WHEN YOU LOOK AT THE POSITION THAT KEVIN HARVICK IS IN--BEING THE POINTS LEADER GOING INTO THE CHASE. DO YOU THINK THAT GOING FORWARD WITH THE CHASE WE NEED TO EXAMINE THE AMOUNT OF POINTS SOMEBODY GETS FOR WINNING THE REGULAR SEASON SO TO SPEAK, OR BEING THE POINTS LEADER GOING INTO THE CHASE? IT SEEMS LIKE YOU'RE REWARDED TO WIN THE RACE, BUT TO BE THAT POINTS LEADER GOING IN AND THEN YOU GET NOTHING FOR IT ONCE THE CHASE STARTS. "Yeah, there are definitely arguments both ways. You have to look at it either way. I struggle with it because at times, especially when NASCAR is asking my opinion on changes for it, people chuckle and don't want to take me seriously with changes that I suggest after winning four championships. So I've just kind of let my point out throughout a lot of this stuff. There is no doubt that the points are tight and it benefits being consistent more than anything else. From my opinion I feel like our series is so long that the points structure should reflect a consistent team and driver. I think over a ten-race span, what we have could be modified some.

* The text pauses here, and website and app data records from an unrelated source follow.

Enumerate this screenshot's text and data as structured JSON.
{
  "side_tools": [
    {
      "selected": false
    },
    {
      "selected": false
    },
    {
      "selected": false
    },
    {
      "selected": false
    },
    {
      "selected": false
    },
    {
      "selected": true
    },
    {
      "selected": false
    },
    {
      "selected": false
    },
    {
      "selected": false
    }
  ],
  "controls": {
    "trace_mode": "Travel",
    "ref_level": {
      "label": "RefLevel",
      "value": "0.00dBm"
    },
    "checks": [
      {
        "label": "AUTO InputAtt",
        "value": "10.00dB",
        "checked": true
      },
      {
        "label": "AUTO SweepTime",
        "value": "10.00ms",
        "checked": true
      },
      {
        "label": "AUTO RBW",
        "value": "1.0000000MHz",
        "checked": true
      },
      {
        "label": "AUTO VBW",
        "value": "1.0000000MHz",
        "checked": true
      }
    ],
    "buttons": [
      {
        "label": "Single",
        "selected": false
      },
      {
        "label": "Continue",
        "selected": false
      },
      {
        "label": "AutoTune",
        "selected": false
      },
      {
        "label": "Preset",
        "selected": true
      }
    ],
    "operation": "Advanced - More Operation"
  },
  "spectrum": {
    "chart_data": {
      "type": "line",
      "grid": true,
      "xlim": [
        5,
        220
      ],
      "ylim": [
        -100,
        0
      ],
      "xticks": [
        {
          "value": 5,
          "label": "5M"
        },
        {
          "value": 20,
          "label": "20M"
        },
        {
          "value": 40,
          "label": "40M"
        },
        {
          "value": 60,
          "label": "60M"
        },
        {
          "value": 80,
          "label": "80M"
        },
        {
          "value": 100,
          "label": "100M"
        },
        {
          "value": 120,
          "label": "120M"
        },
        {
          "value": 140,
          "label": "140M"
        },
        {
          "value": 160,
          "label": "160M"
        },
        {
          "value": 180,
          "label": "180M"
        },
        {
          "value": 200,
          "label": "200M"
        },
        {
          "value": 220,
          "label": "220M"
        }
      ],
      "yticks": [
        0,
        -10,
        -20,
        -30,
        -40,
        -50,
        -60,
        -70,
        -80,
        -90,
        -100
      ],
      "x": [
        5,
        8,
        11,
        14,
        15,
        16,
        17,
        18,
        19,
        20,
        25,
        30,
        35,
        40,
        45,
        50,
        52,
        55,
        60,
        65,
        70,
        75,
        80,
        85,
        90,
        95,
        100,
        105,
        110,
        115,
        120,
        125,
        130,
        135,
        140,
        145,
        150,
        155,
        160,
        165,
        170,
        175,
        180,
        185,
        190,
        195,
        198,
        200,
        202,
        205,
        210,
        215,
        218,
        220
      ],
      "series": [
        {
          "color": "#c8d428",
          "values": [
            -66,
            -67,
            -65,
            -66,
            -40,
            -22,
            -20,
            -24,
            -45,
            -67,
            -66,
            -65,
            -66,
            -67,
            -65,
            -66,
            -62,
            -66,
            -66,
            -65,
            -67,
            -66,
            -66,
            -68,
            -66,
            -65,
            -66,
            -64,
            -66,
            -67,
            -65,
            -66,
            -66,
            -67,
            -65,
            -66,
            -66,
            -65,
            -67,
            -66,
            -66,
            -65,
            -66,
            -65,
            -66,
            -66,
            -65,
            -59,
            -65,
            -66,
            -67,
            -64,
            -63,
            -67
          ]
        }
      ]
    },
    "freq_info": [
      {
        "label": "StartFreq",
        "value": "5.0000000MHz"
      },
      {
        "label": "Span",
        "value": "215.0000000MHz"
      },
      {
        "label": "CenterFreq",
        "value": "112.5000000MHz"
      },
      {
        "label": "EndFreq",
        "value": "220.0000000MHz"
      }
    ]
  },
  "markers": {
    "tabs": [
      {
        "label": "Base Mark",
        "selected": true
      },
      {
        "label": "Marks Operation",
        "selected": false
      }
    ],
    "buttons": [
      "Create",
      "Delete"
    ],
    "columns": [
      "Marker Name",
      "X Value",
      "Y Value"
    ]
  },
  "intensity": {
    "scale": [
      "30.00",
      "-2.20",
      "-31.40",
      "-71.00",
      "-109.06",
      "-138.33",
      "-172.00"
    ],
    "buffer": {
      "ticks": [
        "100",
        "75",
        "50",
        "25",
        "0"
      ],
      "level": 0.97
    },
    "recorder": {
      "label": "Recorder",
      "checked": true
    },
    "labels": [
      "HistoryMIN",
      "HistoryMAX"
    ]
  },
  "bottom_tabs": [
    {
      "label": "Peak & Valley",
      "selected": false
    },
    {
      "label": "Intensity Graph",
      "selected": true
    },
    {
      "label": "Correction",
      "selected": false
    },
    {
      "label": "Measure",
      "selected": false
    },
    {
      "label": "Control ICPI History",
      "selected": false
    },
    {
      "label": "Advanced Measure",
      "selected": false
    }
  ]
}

I think you could have a bigger gap to win a race, but still at the end of the day, it does reflect consistency. If we only ran 10-12 times a year or played 16 games here or whatever compared to other sports, then I think you could be more creative with it, but when we race 36 times a year the champion needs to reflect what the season is about."
-source: gm racing